    2. Examine the Conditions tab to see if Wake the computer to run this task is checked. Be cautious as some of the tasks are vital for system health. To disable the wake feature, click on the Properties option. Be sure to save the changes by clicking the OK button.
    3. Close Task Scheduler when finished.
Windows Task Scheduler
[Update: 10/19/2015]
  • Allow wake timersPower options allow the system to wake up due to timers. To disable:
    1. In the start menu or desktop search, type in Power Options and launch it by clicking.
    2. Click Change plan settings next to the plan current in effect (selected).
    3. Click Change advanced power settings.
    4. Expand the Sleep section of the tree and then Allow wake timers.
    5. Click the Enable link next to Setting to change. Note that Windows maintenance processes may or may not wake the computer if this setting is disabled.
    6. Click the OK button to save and then exit Power Options.
[End Update]

One last item is background applications. Anti-virus, anti-malware, maintenance, and other applications including OS tasks may wake the computer from sleep or hibernation and occasionally from power off. To determine if a background application is causing the issue, examine the settings for each of the third party applications and any Windows settings that may be at fault.

Saturday, October 17, 2015

Windows 10: Control Panel or File Explorer windows open twice

I've run into an issue that has plagued me since Windows 10 release. When ever the Control Panel or File Explorer windows are opened, the window opens, immediately closes, and then another windows opens which is then usable. Occasionally these second windows are unresponsive and have to be killed via Task Manager.

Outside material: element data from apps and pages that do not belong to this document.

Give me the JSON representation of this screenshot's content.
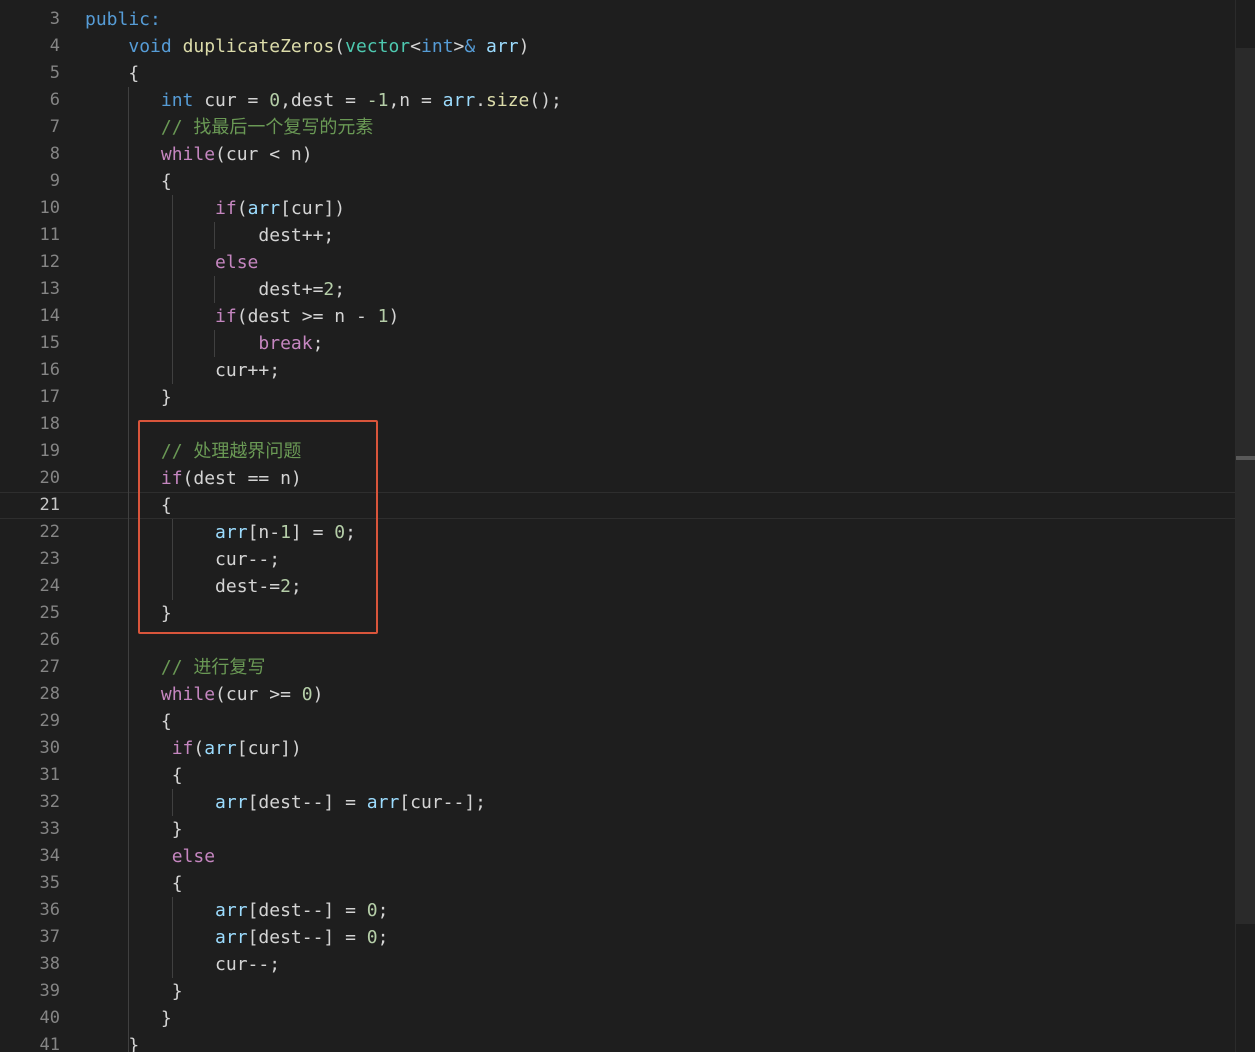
{
  "editor": {
    "active_line": 21,
    "theme": {
      "background": "#1e1e1e",
      "keyword_blue": "#569cd6",
      "control_purple": "#c586c0",
      "function_yellow": "#dcdcaa",
      "type_teal": "#4ec9b0",
      "variable": "#9cdcfe",
      "number": "#b5cea8",
      "comment": "#6a9955",
      "plain": "#d4d4d4",
      "highlight_box": "#d9553b"
    },
    "lines": [
      {
        "n": 3,
        "tokens": [
          [
            "k",
            "public:"
          ]
        ]
      },
      {
        "n": 4,
        "tokens": [
          [
            "p",
            "    "
          ],
          [
            "k",
            "void"
          ],
          [
            "p",
            " "
          ],
          [
            "f",
            "duplicateZeros"
          ],
          [
            "p",
            "("
          ],
          [
            "t",
            "vector"
          ],
          [
            "p",
            "<"
          ],
          [
            "k",
            "int"
          ],
          [
            "p",
            ">"
          ],
          [
            "k",
            "&"
          ],
          [
            "p",
            " "
          ],
          [
            "v",
            "arr"
          ],
          [
            "p",
            ")"
          ]
        ]
      },
      {
        "n": 5,
        "tokens": [
          [
            "p",
            "    {"
          ]
        ]
      },
      {
        "n": 6,
        "tokens": [
          [
            "p",
            "       "
          ],
          [
            "k",
            "int"
          ],
          [
            "p",
            " cur = "
          ],
          [
            "num",
            "0"
          ],
          [
            "p",
            ",dest = "
          ],
          [
            "num",
            "-1"
          ],
          [
            "p",
            ",n = "
          ],
          [
            "v",
            "arr"
          ],
          [
            "p",
            "."
          ],
          [
            "f",
            "size"
          ],
          [
            "p",
            "();"
          ]
        ]
      },
      {
        "n": 7,
        "tokens": [
          [
            "p",
            "       "
          ],
          [
            "c",
            "// 找最后一个复写的元素"
          ]
        ]
      },
      {
        "n": 8,
        "tokens": [
          [
            "p",
            "       "
          ],
          [
            "ctl",
            "while"
          ],
          [
            "p",
            "(cur < n)"
          ]
        ]
      },
      {
        "n": 9,
        "tokens": [
          [
            "p",
            "       {"
          ]
        ]
      },
      {
        "n": 10,
        "tokens": [
          [
            "p",
            "            "
          ],
          [
            "ctl",
            "if"
          ],
          [
            "p",
            "("
          ],
          [
            "v",
            "arr"
          ],
          [
            "p",
            "[cur])"
          ]
        ]
      },
      {
        "n": 11,
        "tokens": [
          [
            "p",
            "                dest++;"
          ]
        ]
      },
      {
        "n": 12,
        "tokens": [
          [
            "p",
            "            "
          ],
          [
            "ctl",
            "else"
          ]
        ]
      },
      {
        "n": 13,
        "tokens": [
          [
            "p",
            "                dest+="
          ],
          [
            "num",
            "2"
          ],
          [
            "p",
            ";"
          ]
        ]
      },
      {
        "n": 14,
        "tokens": [
          [
            "p",
            "            "
          ],
          [
            "ctl",
            "if"
          ],
          [
            "p",
            "(dest >= n - "
          ],
          [
            "num",
            "1"
          ],
          [
            "p",
            ")"
          ]
        ]
      },
      {
        "n": 15,
        "tokens": [
          [
            "p",
            "                "
          ],
          [
            "ctl",
            "break"
          ],
          [
            "p",
            ";"
          ]
        ]
      },
      {
        "n": 16,
        "tokens": [
          [
            "p",
            "            cur++;"
          ]
        ]
      },
      {
        "n": 17,
        "tokens": [
          [
            "p",
            "       }"
          ]
        ]
      },
      {
        "n": 18,
        "tokens": []
      },
      {
        "n": 19,
        "tokens": [
          [
            "p",
            "       "
          ],
          [
            "c",
            "// 处理越界问题"
          ]
        ]
      },
      {
        "n": 20,
        "tokens": [
          [
            "p",
            "       "
          ],
          [
            "ctl",
            "if"
          ],
          [
            "p",
            "(dest == n)"
          ]
        ]
      },
      {
        "n": 21,
        "tokens": [
          [
            "p",
            "       {"
          ]
        ]
      },
      {
        "n": 22,
        "tokens": [
          [
            "p",
            "            "
          ],
          [
            "v",
            "arr"
          ],
          [
            "p",
            "[n-"
          ],
          [
            "num",
            "1"
          ],
          [
            "p",
            "] = "
          ],
          [
            "num",
            "0"
          ],
          [
            "p",
            ";"
          ]
        ]
      },
      {
        "n": 23,
        "tokens": [
          [
            "p",
            "            cur--;"
          ]
        ]
      },
      {
        "n": 24,
        "tokens": [
          [
            "p",
            "            dest-="
          ],
          [
            "num",
            "2"
          ],
          [
            "p",
            ";"
          ]
        ]
      },
      {
        "n": 25,
        "tokens": [
          [
            "p",
            "       }"
          ]
        ]
      },
      {
        "n": 26,
        "tokens": []
      },
      {
        "n": 27,
        "tokens": [
          [
            "p",
            "       "
          ],
          [
            "c",
            "// 进行复写"
          ]
        ]
      },
      {
        "n": 28,
        "tokens": [
          [
            "p",
            "       "
          ],
          [
            "ctl",
            "while"
          ],
          [
            "p",
            "(cur >= "
          ],
          [
            "num",
            "0"
          ],
          [
            "p",
            ")"
          ]
        ]
      },
      {
        "n": 29,
        "tokens": [
          [
            "p",
            "       {"
          ]
        ]
      },
      {
        "n": 30,
        "tokens": [
          [
            "p",
            "        "
          ],
          [
            "ctl",
            "if"
          ],
          [
            "p",
            "("
          ],
          [
            "v",
            "arr"
          ],
          [
            "p",
            "[cur])"
          ]
        ]
      },
      {
        "n": 31,
        "tokens": [
          [
            "p",
            "        {"
          ]
        ]
      },
      {
        "n": 32,
        "tokens": [
          [
            "p",
            "            "
          ],
          [
            "v",
            "arr"
          ],
          [
            "p",
            "[dest--] = "
          ],
          [
            "v",
            "arr"
          ],
          [
            "p",
            "[cur--];"
          ]
        ]
      },
      {
        "n": 33,
        "tokens": [
          [
            "p",
            "        }"
          ]
        ]
      },
      {
        "n": 34,
        "tokens": [
          [
            "p",
            "        "
          ],
          [
            "ctl",
            "else"
          ]
        ]
      },
      {
        "n": 35,
        "tokens": [
          [
            "p",
            "        {"
          ]
        ]
      },
      {
        "n": 36,
        "tokens": [
          [
            "p",
            "            "
          ],
          [
            "v",
            "arr"
          ],
          [
            "p",
            "[dest--] = "
          ],
          [
            "num",
            "0"
          ],
          [
            "p",
            ";"
          ]
        ]
      },
      {
        "n": 37,
        "tokens": [
          [
            "p",
            "            "
          ],
          [
            "v",
            "arr"
          ],
          [
            "p",
            "[dest--] = "
          ],
          [
            "num",
            "0"
          ],
          [
            "p",
            ";"
          ]
        ]
      },
      {
        "n": 38,
        "tokens": [
          [
            "p",
            "            cur--;"
          ]
        ]
      },
      {
        "n": 39,
        "tokens": [
          [
            "p",
            "        }"
          ]
        ]
      },
      {
        "n": 40,
        "tokens": [
          [
            "p",
            "       }"
          ]
        ]
      },
      {
        "n": 41,
        "tokens": [
          [
            "p",
            "    }"
          ]
        ]
      }
    ]
  }
}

If this happens to you, disable the "Launch folder windows in a separate process" option in File Explorer -> Folder Options.
  1. Click on the File Explorer icon on the Task Bar.

  2. Click the File menu at the top and select "Change folder search options".

  3. Click on the View tab and scroll down to "Launch folder windows in a separate process".

  4. Uncheck the option (as shown). Click the OK button to save.
From experience this eliminates the issue.

On a side note, Microsoft support has suggested making sure system files are not corrupted. It did not work for me but it may may for you.
  1. In "Search the web and Windows" on the Task Bar, type in Command Prompt.

  2. Right click Command Prompt and select "Run as administrator". Alternately type Windows-X (hold the Windows key and type the X key) to display the power menu and select the Admin option for command line or PowerShell.

  3. In the Command Prompt (or PowerShell if selected) window, type the following command:
    dism /online /cleanup-image /restorehealth
    The command will take some time. Wait for it to finish before continuing. The command cleans up the offline image using Microsoft online sources.
  4. Now type the following command in the window:
    sfc /scannow
    The command will take some time to complete. Allow it to finish.
Both commands are safe to use and are recommended by Microsoft support regularly.